Here’s a tip if you’ve ever wondered when you should start your descent to your arrival airport (assuming you don’t have an FMS with top-of-descent calculation capability). A quick and easy way to figure it out is to start with your altitude above field elevation and multiply that number by three. This will give you the approximate distance in nautical miles from the airport to start a 500-foot-per-minute descent in the typical light general aviation airplane and reach pattern altitude.
So, for example, if you’re cruising at 7,500 feet en route to an airport with a 500-foot field elevation, do the math and you’ll come up with 21,000 – drop the last three zeroes, and you can see that you should start your descent when you’re 21 miles out.

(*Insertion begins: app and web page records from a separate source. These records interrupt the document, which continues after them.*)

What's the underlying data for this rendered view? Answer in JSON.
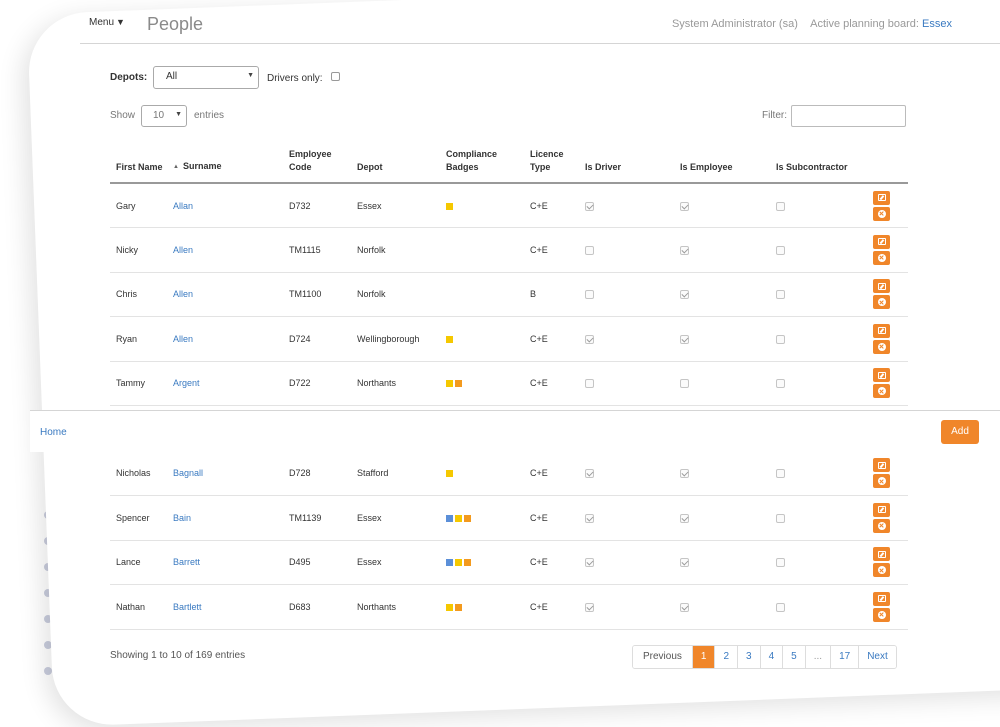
{
  "header": {
    "menu_label": "Menu",
    "page_title": "People",
    "user_label": "System Administrator (sa)",
    "board_prefix": "Active planning board:",
    "board_name": "Essex"
  },
  "filters": {
    "depots_label": "Depots:",
    "depots_value": "All",
    "drivers_only_label": "Drivers only:",
    "drivers_only_checked": false
  },
  "length": {
    "show_label": "Show",
    "value": "10",
    "entries_label": "entries",
    "filter_label": "Filter:"
  },
  "table": {
    "columns": [
      "First Name",
      "Surname",
      "Employee Code",
      "Depot",
      "Compliance Badges",
      "Licence Type",
      "Is Driver",
      "Is Employee",
      "Is Subcontractor"
    ],
    "rows_top": [
      {
        "first": "Gary",
        "surname": "Allan",
        "code": "D732",
        "depot": "Essex",
        "badges": [
          "yellow"
        ],
        "licence": "C+E",
        "driver": true,
        "employee": true,
        "sub": false
      },
      {
        "first": "Nicky",
        "surname": "Allen",
        "code": "TM1115",
        "depot": "Norfolk",
        "badges": [],
        "licence": "C+E",
        "driver": false,
        "employee": true,
        "sub": false
      },
      {
        "first": "Chris",
        "surname": "Allen",
        "code": "TM1100",
        "depot": "Norfolk",
        "badges": [],
        "licence": "B",
        "driver": false,
        "employee": true,
        "sub": false
      },
      {
        "first": "Ryan",
        "surname": "Allen",
        "code": "D724",
        "depot": "Wellingborough",
        "badges": [
          "yellow"
        ],
        "licence": "C+E",
        "driver": true,
        "employee": true,
        "sub": false
      },
      {
        "first": "Tammy",
        "surname": "Argent",
        "code": "D722",
        "depot": "Northants",
        "badges": [
          "yellow",
          "orange"
        ],
        "licence": "C+E",
        "driver": false,
        "employee": false,
        "sub": false
      }
    ],
    "rows_bottom": [
      {
        "first": "Nicholas",
        "surname": "Bagnall",
        "code": "D728",
        "depot": "Stafford",
        "badges": [
          "yellow"
        ],
        "licence": "C+E",
        "driver": true,
        "employee": true,
        "sub": false
      },
      {
        "first": "Spencer",
        "surname": "Bain",
        "code": "TM1139",
        "depot": "Essex",
        "badges": [
          "blue",
          "yellow",
          "orange"
        ],
        "licence": "C+E",
        "driver": true,
        "employee": true,
        "sub": false
      },
      {
        "first": "Lance",
        "surname": "Barrett",
        "code": "D495",
        "depot": "Essex",
        "badges": [
          "blue",
          "yellow",
          "orange"
        ],
        "licence": "C+E",
        "driver": true,
        "employee": true,
        "sub": false
      },
      {
        "first": "Nathan",
        "surname": "Bartlett",
        "code": "D683",
        "depot": "Northants",
        "badges": [
          "yellow",
          "orange"
        ],
        "licence": "C+E",
        "driver": true,
        "employee": true,
        "sub": false
      }
    ]
  },
  "badge_colors": {
    "yellow": "#f5c800",
    "orange": "#f39a1e",
    "blue": "#5b8fd8"
  },
  "footer_bar": {
    "home_label": "Home",
    "add_label": "Add"
  },
  "info": "Showing 1 to 10 of 169 entries",
  "pagination": {
    "previous": "Previous",
    "pages": [
      "1",
      "2",
      "3",
      "4",
      "5",
      "...",
      "17"
    ],
    "active": "1",
    "next": "Next"
  },
  "accent_color": "#f0862a"
}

Using a time equation is just as easy, and it actually makes more sense when you’re flying faster airplanes. A good rule of thumb is to allow yourself two minutes for each 1,000 feet of altitude you need to lose. So, if you’re cruising at 10,000 feet above field elevation, start descending 20 minutes before your planned arrival.